» **DATA LISTING**:
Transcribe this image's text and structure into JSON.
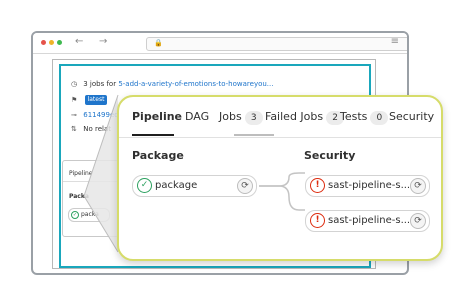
{
  "browser": {
    "back_glyph": "←",
    "forward_glyph": "→",
    "lock_glyph": "🔒",
    "menu_glyph": "≡"
  },
  "info": {
    "jobs_prefix": "3 jobs for",
    "branch_link": "5-add-a-variety-of-emotions-to-howareyou...",
    "latest_badge": "latest",
    "commit": "611499ed",
    "related": "No relat"
  },
  "mini": {
    "tab": "Pipeline",
    "stage": "Packa",
    "job": "packa"
  },
  "tabs": [
    {
      "label": "Pipeline",
      "active": true
    },
    {
      "label": "DAG"
    },
    {
      "label": "Jobs",
      "count": "3"
    },
    {
      "label": "Failed Jobs",
      "count": "2"
    },
    {
      "label": "Tests",
      "count": "0"
    },
    {
      "label": "Security"
    }
  ],
  "stages": [
    {
      "title": "Package",
      "jobs": [
        {
          "name": "package",
          "status": "success"
        }
      ]
    },
    {
      "title": "Security",
      "jobs": [
        {
          "name": "sast-pipeline-s...",
          "status": "failed"
        },
        {
          "name": "sast-pipeline-s...",
          "status": "failed"
        }
      ]
    }
  ],
  "glyphs": {
    "success": "✓",
    "failed": "!",
    "retry": "⟳"
  },
  "colors": {
    "accent_frame": "#1aa7bc",
    "callout_border": "#d6dc6a",
    "link": "#1f75cb",
    "success": "#2da160",
    "failed": "#dd2b0e"
  }
}
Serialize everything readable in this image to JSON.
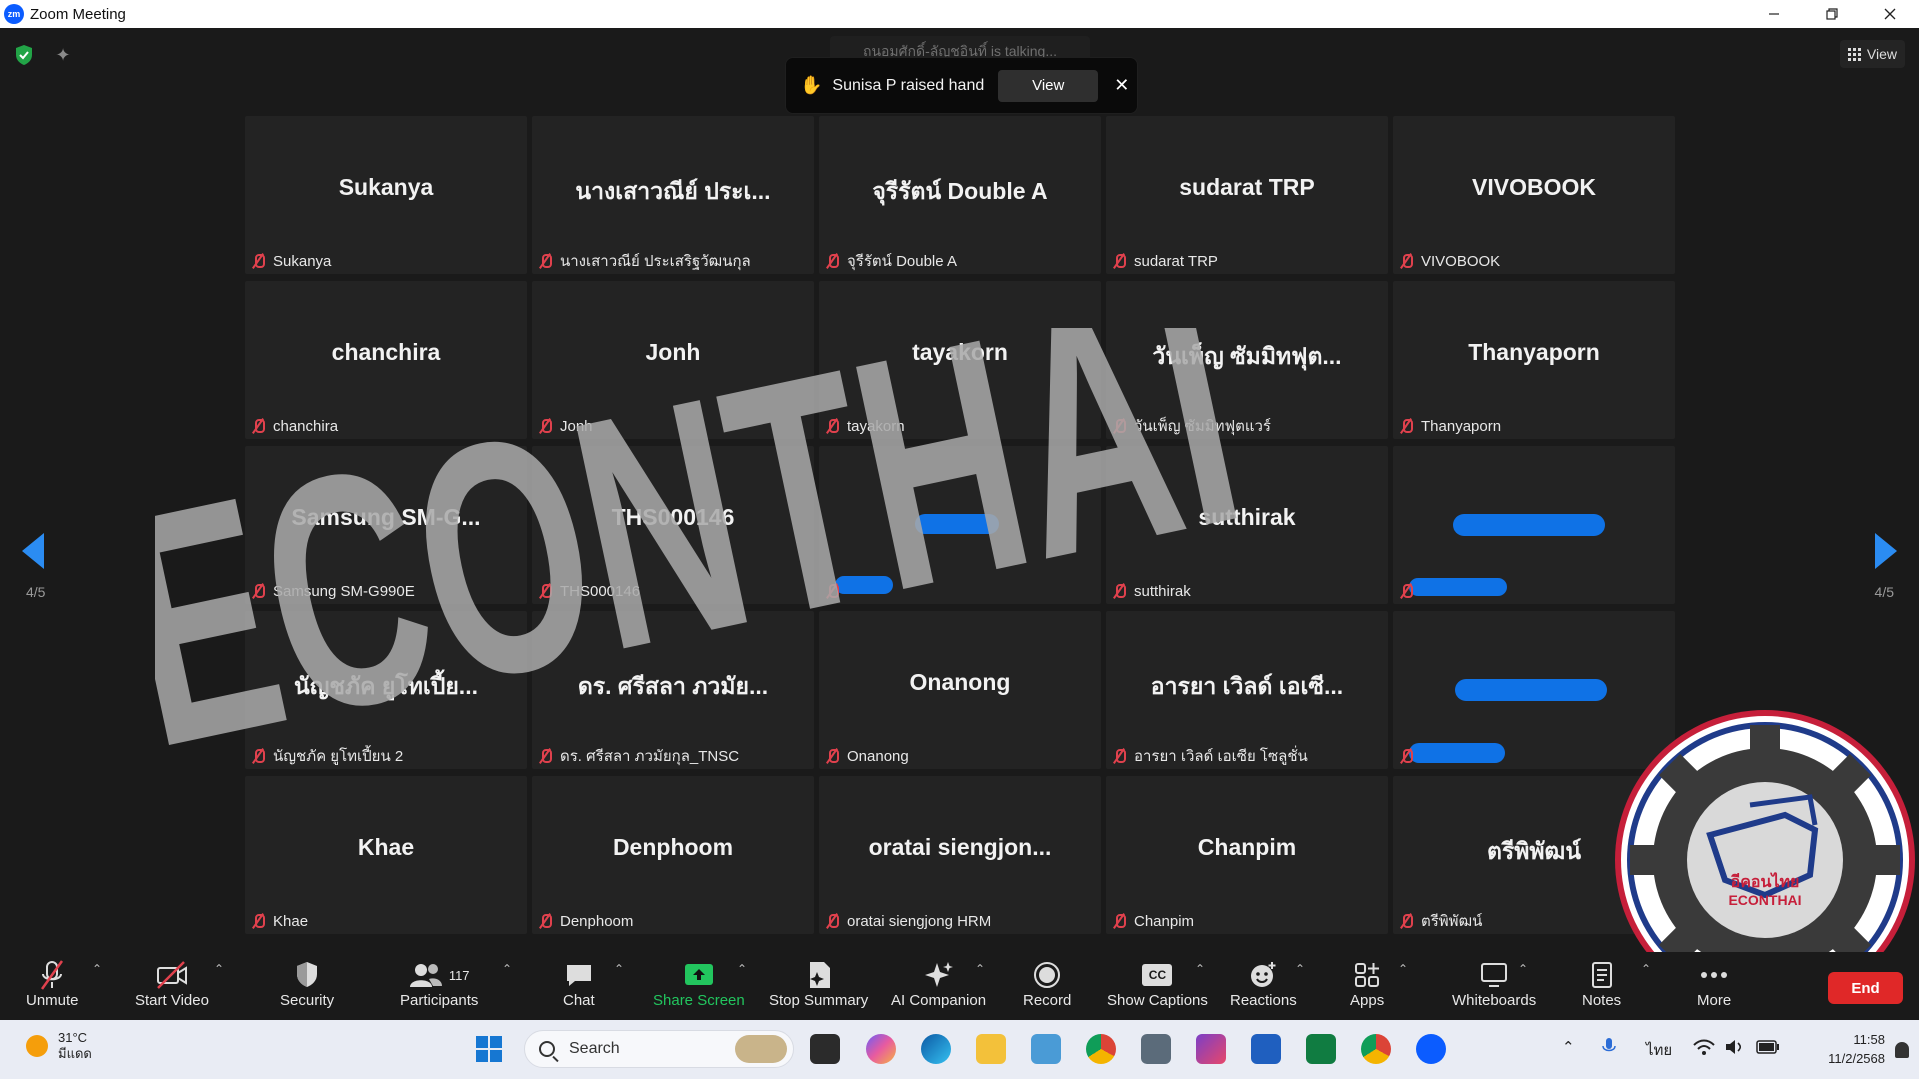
{
  "window": {
    "title": "Zoom Meeting",
    "app_icon": "zm"
  },
  "top": {
    "view_label": "View",
    "talking_text": "ถนอมศักดิ์-ลัญชอินทิ์ is talking..."
  },
  "notification": {
    "text": "Sunisa P raised hand",
    "view_label": "View",
    "close_glyph": "✕",
    "hand_glyph": "✋"
  },
  "tiles": [
    {
      "title": "Sukanya",
      "name": "Sukanya"
    },
    {
      "title": "นางเสาวณีย์ ประเ...",
      "name": "นางเสาวณีย์ ประเสริฐวัฒนกุล"
    },
    {
      "title": "จุรีรัตน์ Double A",
      "name": "จุรีรัตน์ Double A"
    },
    {
      "title": "sudarat TRP",
      "name": "sudarat TRP"
    },
    {
      "title": "VIVOBOOK",
      "name": "VIVOBOOK"
    },
    {
      "title": "chanchira",
      "name": "chanchira"
    },
    {
      "title": "Jonh",
      "name": "Jonh"
    },
    {
      "title": "tayakorn",
      "name": "tayakorn"
    },
    {
      "title": "วันเพ็ญ ซัมมิทฟุต...",
      "name": "วันเพ็ญ ซัมมิทฟุตแวร์"
    },
    {
      "title": "Thanyaporn",
      "name": "Thanyaporn"
    },
    {
      "title": "Samsung SM-G...",
      "name": "Samsung SM-G990E"
    },
    {
      "title": "THS000146",
      "name": "THS000146"
    },
    {
      "title": "",
      "name": ""
    },
    {
      "title": "sutthirak",
      "name": "sutthirak"
    },
    {
      "title": "",
      "name": ""
    },
    {
      "title": "นัญชภัค ยูโทเปี้ย...",
      "name": "นัญชภัค ยูโทเปี้ยน 2"
    },
    {
      "title": "ดร. ศรีสลา ภวมัย...",
      "name": "ดร. ศรีสลา ภวมัยกุล_TNSC"
    },
    {
      "title": "Onanong",
      "name": "Onanong"
    },
    {
      "title": "อารยา เวิลด์ เอเซี...",
      "name": "อารยา เวิลด์ เอเซีย โซลูชั่น"
    },
    {
      "title": "",
      "name": ""
    },
    {
      "title": "Khae",
      "name": "Khae"
    },
    {
      "title": "Denphoom",
      "name": "Denphoom"
    },
    {
      "title": "oratai siengjon...",
      "name": "oratai siengjong HRM"
    },
    {
      "title": "Chanpim",
      "name": "Chanpim"
    },
    {
      "title": "ตรีพิพัฒน์",
      "name": "ตรีพิพัฒน์"
    }
  ],
  "pagination": {
    "left": "4/5",
    "right": "4/5"
  },
  "watermark": {
    "text": "ECONTHAI",
    "seal_th": "อีคอนไทย",
    "seal_en": "ECONTHAI"
  },
  "toolbar": {
    "unmute": "Unmute",
    "start_video": "Start Video",
    "security": "Security",
    "participants": "Participants",
    "participants_count": "117",
    "chat": "Chat",
    "share_screen": "Share Screen",
    "stop_summary": "Stop Summary",
    "ai_companion": "AI Companion",
    "record": "Record",
    "show_captions": "Show Captions",
    "reactions": "Reactions",
    "apps": "Apps",
    "whiteboards": "Whiteboards",
    "notes": "Notes",
    "more": "More",
    "end": "End",
    "captions_badge": "CC"
  },
  "taskbar": {
    "weather_temp": "31°C",
    "weather_desc": "มีแดด",
    "search_label": "Search",
    "language": "ไทย",
    "time": "11:58",
    "date": "11/2/2568"
  },
  "colors": {
    "accent": "#2b8cf2",
    "share_green": "#22c55e",
    "end_red": "#e02828",
    "mic_off": "#e0414d"
  }
}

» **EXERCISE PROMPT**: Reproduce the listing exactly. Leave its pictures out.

» **EXERCISE SOLUTION**:
Transcribe this image's text and structure into JSON.
{
  "browser": {
    "back_glyph": "←",
    "forward_glyph": "→",
    "lock_glyph": "🔒",
    "menu_glyph": "≡"
  },
  "info": {
    "jobs_prefix": "3 jobs for",
    "branch_link": "5-add-a-variety-of-emotions-to-howareyou...",
    "latest_badge": "latest",
    "commit": "611499ed",
    "related": "No relat"
  },
  "mini": {
    "tab": "Pipeline",
    "stage": "Packa",
    "job": "packa"
  },
  "tabs": [
    {
      "label": "Pipeline",
      "active": true
    },
    {
      "label": "DAG"
    },
    {
      "label": "Jobs",
      "count": "3"
    },
    {
      "label": "Failed Jobs",
      "count": "2"
    },
    {
      "label": "Tests",
      "count": "0"
    },
    {
      "label": "Security"
    }
  ],
  "stages": [
    {
      "title": "Package",
      "jobs": [
        {
          "name": "package",
          "status": "success"
        }
      ]
    },
    {
      "title": "Security",
      "jobs": [
        {
          "name": "sast-pipeline-s...",
          "status": "failed"
        },
        {
          "name": "sast-pipeline-s...",
          "status": "failed"
        }
      ]
    }
  ],
  "glyphs": {
    "success": "✓",
    "failed": "!",
    "retry": "⟳"
  },
  "colors": {
    "accent_frame": "#1aa7bc",
    "callout_border": "#d6dc6a",
    "link": "#1f75cb",
    "success": "#2da160",
    "failed": "#dd2b0e"
  }
}
Serialize everything readable in this image to JSON.
{
  "window": {
    "title": "Zoom Meeting",
    "app_icon": "zm"
  },
  "top": {
    "view_label": "View",
    "talking_text": "ถนอมศักดิ์-ลัญชอินทิ์ is talking..."
  },
  "notification": {
    "text": "Sunisa P raised hand",
    "view_label": "View",
    "close_glyph": "✕",
    "hand_glyph": "✋"
  },
  "tiles": [
    {
      "title": "Sukanya",
      "name": "Sukanya"
    },
    {
      "title": "นางเสาวณีย์ ประเ...",
      "name": "นางเสาวณีย์ ประเสริฐวัฒนกุล"
    },
    {
      "title": "จุรีรัตน์ Double A",
      "name": "จุรีรัตน์ Double A"
    },
    {
      "title": "sudarat TRP",
      "name": "sudarat TRP"
    },
    {
      "title": "VIVOBOOK",
      "name": "VIVOBOOK"
    },
    {
      "title": "chanchira",
      "name": "chanchira"
    },
    {
      "title": "Jonh",
      "name": "Jonh"
    },
    {
      "title": "tayakorn",
      "name": "tayakorn"
    },
    {
      "title": "วันเพ็ญ ซัมมิทฟุต...",
      "name": "วันเพ็ญ ซัมมิทฟุตแวร์"
    },
    {
      "title": "Thanyaporn",
      "name": "Thanyaporn"
    },
    {
      "title": "Samsung SM-G...",
      "name": "Samsung SM-G990E"
    },
    {
      "title": "THS000146",
      "name": "THS000146"
    },
    {
      "title": "",
      "name": ""
    },
    {
      "title": "sutthirak",
      "name": "sutthirak"
    },
    {
      "title": "",
      "name": ""
    },
    {
      "title": "นัญชภัค ยูโทเปี้ย...",
      "name": "นัญชภัค ยูโทเปี้ยน 2"
    },
    {
      "title": "ดร. ศรีสลา ภวมัย...",
      "name": "ดร. ศรีสลา ภวมัยกุล_TNSC"
    },
    {
      "title": "Onanong",
      "name": "Onanong"
    },
    {
      "title": "อารยา เวิลด์ เอเซี...",
      "name": "อารยา เวิลด์ เอเซีย โซลูชั่น"
    },
    {
      "title": "",
      "name": ""
    },
    {
      "title": "Khae",
      "name": "Khae"
    },
    {
      "title": "Denphoom",
      "name": "Denphoom"
    },
    {
      "title": "oratai siengjon...",
      "name": "oratai siengjong HRM"
    },
    {
      "title": "Chanpim",
      "name": "Chanpim"
    },
    {
      "title": "ตรีพิพัฒน์",
      "name": "ตรีพิพัฒน์"
    }
  ],
  "pagination": {
    "left": "4/5",
    "right": "4/5"
  },
  "watermark": {
    "text": "ECONTHAI",
    "seal_th": "อีคอนไทย",
    "seal_en": "ECONTHAI"
  },
  "toolbar": {
    "unmute": "Unmute",
    "start_video": "Start Video",
    "security": "Security",
    "participants": "Participants",
    "participants_count": "117",
    "chat": "Chat",
    "share_screen": "Share Screen",
    "stop_summary": "Stop Summary",
    "ai_companion": "AI Companion",
    "record": "Record",
    "show_captions": "Show Captions",
    "reactions": "Reactions",
    "apps": "Apps",
    "whiteboards": "Whiteboards",
    "notes": "Notes",
    "more": "More",
    "end": "End",
    "captions_badge": "CC"
  },
  "taskbar": {
    "weather_temp": "31°C",
    "weather_desc": "มีแดด",
    "search_label": "Search",
    "language": "ไทย",
    "time": "11:58",
    "date": "11/2/2568"
  },
  "colors": {
    "accent": "#2b8cf2",
    "share_green": "#22c55e",
    "end_red": "#e02828",
    "mic_off": "#e0414d"
  }
}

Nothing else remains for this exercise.